    Biochemical and environmental factors play a role in bipolar disorder, too. In fact, researchers think that imbalances in neurotransmitters (brain chemicals that regulate moods) increase the chance of bipolar disorder.

    What Are the Symptoms of Bipolar Disorder?

    Symptoms of bipolar disorder include mania (highs), hypomania (mild highs), and depression (lows). Feeling manic or hypomanic is not the same as having super-energy and being very outgoing or highly productive one weekend. Likewise, depression is not a temporary bad mood that happens when you don't have a date for the school dance.

    The mood episodes with bipolar disorder are intense, and noticeable by friends and family. A teen with mania might be hyper-excited, silly, and have laughing fits in class that are inappropriate.
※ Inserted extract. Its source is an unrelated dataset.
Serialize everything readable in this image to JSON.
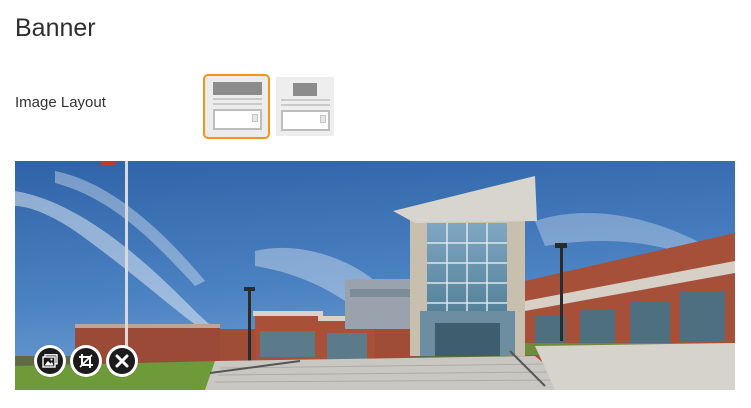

In some teens, mania's grandiosity may cause problems with defiance, as the teen refuses to comply with any authority at home or at school.

    Symptoms of mania include:

    • Racing speech and thoughts.
    • Increased energy.
    • Decreased need for sleep.
    • Elevated mood and exaggerated optimism.
    • Increased physical and mental activity.
    • Excessive irritability, aggressive behavior, and impatience.
    • Hypersexuality, increased sexual thoughts, feeling or behaviors; use of sexual language.
    • Reckless behavior, like excessive spending, making rash decisions, and erratic driving.
    • Difficulty concentrating.
    • Inflated sense of self-importance.

    Symptoms of hypomania include:

    • Exuberant and elated mood.
    • Increased confidence.
    • Extremely focused on projects at work or at home.
    • Increased creativity and productivity.
    • Decreased need for sleep.
    • Increased energy and libido.
    • Risk-taking behaviors.
    • Reckless behaviors.

    Symptoms of depression include:

    • Loss of interest in usual activities.
    • Prolonged sad or irritable mood.
    • Loss of energy or fatigue.
    • Feelings of guilt or worthlessness.
    • Sleeping too much, inability to sleep, or difficulty falling asleep.
    • Drop in grades and inability to concentrate.
    • Inability to experience pleasure.
    • Loss of appetite or overeating.
    • Anger, worry, and anxiety.
    • Thoughts of death or suicide.

    Today on WebMD

    unhappy teen couple
    mini cupcakes
    teen couple
    girl running with vigor
    Sugary drinks
    teen wearing toning shoes
    young woman texting
    teen boy holding a condom
    Teen girls eating ice cream
    teen sleeping
    father and son working together
    students smiling at eachother